Mark Allen Svede

Sometimes it’s a challenge because it can be hard to think of a way to display them at home or at least to find a way of preserving them. The challenge isn’t the first thing I think of when I consider an acquisition, but bearing in mind life with four dogs and six cats – perhaps it should be.

For you to like a work of art – it has to surprise you?

It’s definitely an attraction if a work surprises me. Also – if I feel that the artist has himself found the process of creating the work to be full of discovery. I value the unexpected.

Is the artist as a person a deciding factor when you acquire a work?

It’s natural to take an interest in the artist if an artist’s work speaks to you. For example, if I had personal antipathies toward an author of a work, I wouldn,t be eager to collect that person,s work. Of course, if someone gave me a Futurist painting by Umberto Boccioni as a gift, I wouldn’t reject it. This despite Boccioni having said that he thought the First World War was a good idea. But I might not cling to my principles quite so strongly in such a case. (Laughs.)

What do you think about the global art market? Has it become too influential?

In my view it is exceedingly interesting that objects with such intangible value are among the most secure investments – safer than even real estate. Thank God, I don’t need to worry about such things, since I don’t aqcuire works in order to sell them later. I cannot imagine parting with even a single work in my possession.

It is also interesting that the art market in different countries works differently. It functions differently in Latvia, for example. I can’t say that I am fully familiar with how it operates in principle, but I am repeatedly pleased to see that it survives – that there are buyers, and that there is money with which to purchase art.

Otherwise, when speaking of prices and prestige – it has really always been true that art has offered an opportunity to launder money whilst simultaneously providing an avenue for the acquisition of a respectable status. Some of the greatest art collections in America were developed by robbers who later wanted to appear refined and cultured before society. But I am more fascinated by how an opposition to the art market in the United States was formed by artists themselves, most pronouncedly in the 1970s. Conceptualism, as we know, was a reaction against the turning of works of art into consumer goods.

How these things work in Latvia would be worthy of further study.
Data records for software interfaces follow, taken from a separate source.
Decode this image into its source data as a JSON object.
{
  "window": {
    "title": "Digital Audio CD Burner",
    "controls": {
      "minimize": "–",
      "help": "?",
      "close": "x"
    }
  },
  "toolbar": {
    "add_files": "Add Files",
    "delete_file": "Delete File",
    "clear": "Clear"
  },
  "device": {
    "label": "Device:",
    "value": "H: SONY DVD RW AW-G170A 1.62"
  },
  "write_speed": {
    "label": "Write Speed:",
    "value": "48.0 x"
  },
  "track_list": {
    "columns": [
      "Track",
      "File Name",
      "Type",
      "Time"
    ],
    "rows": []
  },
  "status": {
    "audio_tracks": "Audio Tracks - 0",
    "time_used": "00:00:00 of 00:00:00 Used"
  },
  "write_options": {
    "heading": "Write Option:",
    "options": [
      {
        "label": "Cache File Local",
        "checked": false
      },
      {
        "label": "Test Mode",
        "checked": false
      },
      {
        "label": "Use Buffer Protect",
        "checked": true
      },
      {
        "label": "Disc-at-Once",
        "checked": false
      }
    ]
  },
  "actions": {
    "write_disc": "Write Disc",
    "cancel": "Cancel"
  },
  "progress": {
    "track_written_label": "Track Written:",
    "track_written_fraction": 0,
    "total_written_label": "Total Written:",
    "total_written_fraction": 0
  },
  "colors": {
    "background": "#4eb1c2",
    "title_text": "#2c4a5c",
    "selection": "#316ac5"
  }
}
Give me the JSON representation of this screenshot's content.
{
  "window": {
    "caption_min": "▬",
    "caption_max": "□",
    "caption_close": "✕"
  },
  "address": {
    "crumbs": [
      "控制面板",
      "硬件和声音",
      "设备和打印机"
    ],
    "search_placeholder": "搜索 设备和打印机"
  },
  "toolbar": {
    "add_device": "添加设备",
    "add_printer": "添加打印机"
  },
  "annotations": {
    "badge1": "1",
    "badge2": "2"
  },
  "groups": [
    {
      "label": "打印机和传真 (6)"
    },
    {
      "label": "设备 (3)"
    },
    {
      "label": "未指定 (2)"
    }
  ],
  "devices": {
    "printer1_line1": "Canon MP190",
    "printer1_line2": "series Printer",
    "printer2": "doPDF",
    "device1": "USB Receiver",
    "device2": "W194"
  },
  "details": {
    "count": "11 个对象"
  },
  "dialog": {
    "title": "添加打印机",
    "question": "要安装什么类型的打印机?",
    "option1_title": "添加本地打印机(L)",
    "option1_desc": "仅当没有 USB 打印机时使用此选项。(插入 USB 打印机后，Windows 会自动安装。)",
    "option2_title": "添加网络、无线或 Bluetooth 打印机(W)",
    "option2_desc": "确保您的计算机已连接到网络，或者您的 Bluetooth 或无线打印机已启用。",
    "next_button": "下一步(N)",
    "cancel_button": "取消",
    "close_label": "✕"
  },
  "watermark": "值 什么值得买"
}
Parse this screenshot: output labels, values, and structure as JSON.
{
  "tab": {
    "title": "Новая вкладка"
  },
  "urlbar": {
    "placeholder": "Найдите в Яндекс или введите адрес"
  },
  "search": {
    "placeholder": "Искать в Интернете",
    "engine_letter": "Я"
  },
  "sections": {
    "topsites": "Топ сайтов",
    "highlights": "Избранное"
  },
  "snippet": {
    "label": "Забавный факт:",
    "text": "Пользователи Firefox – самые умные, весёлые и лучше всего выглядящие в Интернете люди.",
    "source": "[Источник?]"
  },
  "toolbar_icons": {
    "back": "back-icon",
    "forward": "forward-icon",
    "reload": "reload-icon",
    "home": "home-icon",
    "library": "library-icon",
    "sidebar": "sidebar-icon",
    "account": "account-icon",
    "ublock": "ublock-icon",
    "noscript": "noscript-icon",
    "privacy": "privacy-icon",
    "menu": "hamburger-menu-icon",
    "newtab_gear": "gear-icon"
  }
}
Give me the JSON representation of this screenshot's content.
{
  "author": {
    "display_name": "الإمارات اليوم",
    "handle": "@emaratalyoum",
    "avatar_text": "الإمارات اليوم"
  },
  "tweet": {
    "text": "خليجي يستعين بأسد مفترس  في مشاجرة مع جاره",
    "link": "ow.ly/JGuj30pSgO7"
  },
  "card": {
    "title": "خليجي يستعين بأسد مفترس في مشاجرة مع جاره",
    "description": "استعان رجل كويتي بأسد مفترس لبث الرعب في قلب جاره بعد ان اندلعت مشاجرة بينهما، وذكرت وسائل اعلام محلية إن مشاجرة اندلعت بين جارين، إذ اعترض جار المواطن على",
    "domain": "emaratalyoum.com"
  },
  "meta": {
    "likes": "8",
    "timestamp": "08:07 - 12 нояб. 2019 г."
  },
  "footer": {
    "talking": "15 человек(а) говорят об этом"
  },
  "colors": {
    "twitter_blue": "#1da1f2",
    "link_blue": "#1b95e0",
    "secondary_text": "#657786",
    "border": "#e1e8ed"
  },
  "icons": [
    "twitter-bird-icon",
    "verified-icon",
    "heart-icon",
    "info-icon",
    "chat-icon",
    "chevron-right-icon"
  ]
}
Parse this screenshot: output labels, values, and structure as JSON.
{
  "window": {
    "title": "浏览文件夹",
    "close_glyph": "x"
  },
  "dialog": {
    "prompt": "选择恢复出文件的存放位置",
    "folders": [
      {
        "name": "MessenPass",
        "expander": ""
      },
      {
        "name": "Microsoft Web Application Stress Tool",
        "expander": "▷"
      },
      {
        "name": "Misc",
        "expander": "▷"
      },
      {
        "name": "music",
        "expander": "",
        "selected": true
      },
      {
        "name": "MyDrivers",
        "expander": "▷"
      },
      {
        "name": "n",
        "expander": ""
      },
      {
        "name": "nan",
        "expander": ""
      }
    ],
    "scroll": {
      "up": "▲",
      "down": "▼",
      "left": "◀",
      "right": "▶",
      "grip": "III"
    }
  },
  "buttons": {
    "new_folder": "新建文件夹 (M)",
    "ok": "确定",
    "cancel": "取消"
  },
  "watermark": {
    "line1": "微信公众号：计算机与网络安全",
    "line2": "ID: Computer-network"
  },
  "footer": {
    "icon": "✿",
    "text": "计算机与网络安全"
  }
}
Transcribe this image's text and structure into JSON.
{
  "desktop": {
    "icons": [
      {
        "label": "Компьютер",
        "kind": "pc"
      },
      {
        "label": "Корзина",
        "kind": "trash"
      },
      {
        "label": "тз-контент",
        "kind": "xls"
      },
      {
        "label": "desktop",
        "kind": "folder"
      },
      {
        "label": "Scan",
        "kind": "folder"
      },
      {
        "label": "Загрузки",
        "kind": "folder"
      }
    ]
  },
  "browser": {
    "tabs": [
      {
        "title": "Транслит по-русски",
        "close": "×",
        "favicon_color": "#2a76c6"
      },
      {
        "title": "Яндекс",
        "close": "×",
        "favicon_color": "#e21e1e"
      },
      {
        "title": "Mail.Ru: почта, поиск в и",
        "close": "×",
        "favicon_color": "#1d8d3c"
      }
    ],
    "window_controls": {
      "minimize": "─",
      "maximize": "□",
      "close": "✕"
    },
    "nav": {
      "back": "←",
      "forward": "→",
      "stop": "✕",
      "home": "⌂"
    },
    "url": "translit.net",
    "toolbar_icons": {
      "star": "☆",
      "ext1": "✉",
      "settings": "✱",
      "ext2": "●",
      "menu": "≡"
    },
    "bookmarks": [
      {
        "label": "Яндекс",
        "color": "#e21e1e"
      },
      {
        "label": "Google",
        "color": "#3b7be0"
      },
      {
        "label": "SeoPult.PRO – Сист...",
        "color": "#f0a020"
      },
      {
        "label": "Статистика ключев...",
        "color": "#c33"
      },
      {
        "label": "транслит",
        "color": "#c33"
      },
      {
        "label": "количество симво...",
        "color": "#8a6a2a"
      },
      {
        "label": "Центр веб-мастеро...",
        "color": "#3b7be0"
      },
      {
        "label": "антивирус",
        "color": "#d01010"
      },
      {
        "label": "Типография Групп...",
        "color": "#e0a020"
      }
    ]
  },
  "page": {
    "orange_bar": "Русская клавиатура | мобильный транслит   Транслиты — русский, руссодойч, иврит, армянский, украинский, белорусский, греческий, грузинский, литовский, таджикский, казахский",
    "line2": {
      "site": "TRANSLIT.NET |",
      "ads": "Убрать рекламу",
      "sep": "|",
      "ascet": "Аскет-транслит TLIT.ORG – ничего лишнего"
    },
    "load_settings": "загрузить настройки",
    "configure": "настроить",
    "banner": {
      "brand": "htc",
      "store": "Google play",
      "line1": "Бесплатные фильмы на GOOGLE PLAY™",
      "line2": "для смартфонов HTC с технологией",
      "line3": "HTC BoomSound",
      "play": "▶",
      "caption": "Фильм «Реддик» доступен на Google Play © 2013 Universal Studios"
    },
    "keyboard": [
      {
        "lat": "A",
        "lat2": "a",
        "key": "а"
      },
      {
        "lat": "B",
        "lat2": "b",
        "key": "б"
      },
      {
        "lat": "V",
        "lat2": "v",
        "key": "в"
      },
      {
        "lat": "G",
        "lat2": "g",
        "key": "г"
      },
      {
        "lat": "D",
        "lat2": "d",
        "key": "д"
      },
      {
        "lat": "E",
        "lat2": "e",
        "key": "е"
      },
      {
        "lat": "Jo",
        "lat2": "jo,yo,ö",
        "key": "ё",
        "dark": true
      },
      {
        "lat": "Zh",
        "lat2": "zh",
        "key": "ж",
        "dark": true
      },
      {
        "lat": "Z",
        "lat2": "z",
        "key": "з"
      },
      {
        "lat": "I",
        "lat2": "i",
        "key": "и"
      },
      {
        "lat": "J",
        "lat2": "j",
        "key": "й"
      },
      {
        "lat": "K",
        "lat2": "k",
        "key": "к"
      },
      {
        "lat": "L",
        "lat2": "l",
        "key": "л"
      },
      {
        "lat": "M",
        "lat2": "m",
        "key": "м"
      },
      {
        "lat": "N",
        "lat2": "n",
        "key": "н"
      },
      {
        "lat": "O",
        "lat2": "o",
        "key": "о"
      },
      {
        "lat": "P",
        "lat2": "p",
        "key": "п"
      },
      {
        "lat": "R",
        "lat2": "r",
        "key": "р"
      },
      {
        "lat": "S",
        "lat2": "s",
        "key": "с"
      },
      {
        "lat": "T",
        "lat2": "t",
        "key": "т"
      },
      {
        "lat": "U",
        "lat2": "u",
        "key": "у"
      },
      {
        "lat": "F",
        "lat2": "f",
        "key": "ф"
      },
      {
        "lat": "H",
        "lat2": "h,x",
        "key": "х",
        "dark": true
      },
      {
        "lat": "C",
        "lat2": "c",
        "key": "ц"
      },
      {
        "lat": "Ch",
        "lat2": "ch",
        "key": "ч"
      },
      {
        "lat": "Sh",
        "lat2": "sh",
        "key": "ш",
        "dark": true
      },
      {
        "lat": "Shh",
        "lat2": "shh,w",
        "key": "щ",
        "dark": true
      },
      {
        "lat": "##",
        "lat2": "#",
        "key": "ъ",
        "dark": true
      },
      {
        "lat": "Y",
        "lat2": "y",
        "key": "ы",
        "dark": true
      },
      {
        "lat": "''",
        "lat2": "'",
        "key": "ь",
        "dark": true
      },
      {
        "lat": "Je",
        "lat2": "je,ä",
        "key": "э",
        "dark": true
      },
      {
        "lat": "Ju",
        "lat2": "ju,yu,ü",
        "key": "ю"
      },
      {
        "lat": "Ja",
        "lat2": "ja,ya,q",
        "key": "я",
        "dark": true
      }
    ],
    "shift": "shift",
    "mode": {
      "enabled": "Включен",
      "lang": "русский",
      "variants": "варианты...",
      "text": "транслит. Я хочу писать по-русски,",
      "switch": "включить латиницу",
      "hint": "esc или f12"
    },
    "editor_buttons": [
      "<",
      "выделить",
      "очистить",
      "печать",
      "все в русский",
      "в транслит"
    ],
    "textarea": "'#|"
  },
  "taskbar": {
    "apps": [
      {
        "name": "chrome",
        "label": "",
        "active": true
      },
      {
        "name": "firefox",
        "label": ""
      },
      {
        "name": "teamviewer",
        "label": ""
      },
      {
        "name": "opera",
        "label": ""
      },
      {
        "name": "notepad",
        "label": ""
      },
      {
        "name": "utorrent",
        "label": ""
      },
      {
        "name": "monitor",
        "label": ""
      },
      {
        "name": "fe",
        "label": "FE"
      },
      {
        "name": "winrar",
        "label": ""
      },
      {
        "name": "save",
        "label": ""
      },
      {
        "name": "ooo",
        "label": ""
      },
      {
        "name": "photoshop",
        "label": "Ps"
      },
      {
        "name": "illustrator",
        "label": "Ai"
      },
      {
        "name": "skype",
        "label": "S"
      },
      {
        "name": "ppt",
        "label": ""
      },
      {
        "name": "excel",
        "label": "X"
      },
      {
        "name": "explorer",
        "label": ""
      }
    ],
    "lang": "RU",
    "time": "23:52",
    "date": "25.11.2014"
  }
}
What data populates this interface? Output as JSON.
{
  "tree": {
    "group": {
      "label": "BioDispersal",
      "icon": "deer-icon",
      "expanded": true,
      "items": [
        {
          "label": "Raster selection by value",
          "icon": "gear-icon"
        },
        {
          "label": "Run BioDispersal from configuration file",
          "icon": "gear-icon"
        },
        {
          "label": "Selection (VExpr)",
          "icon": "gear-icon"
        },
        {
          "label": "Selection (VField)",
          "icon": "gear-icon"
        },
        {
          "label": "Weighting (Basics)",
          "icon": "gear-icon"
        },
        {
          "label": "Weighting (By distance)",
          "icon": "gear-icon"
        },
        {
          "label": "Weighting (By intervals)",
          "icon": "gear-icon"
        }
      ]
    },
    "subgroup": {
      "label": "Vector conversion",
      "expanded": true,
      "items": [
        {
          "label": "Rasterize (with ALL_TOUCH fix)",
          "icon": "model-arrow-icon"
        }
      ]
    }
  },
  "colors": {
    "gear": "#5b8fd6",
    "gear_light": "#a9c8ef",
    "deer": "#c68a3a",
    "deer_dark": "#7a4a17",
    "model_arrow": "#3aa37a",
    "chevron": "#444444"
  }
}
I am surprised, for example, that the Latvian artist Kristaps Ģelzis and some of his contemporaries could do well in the art market today.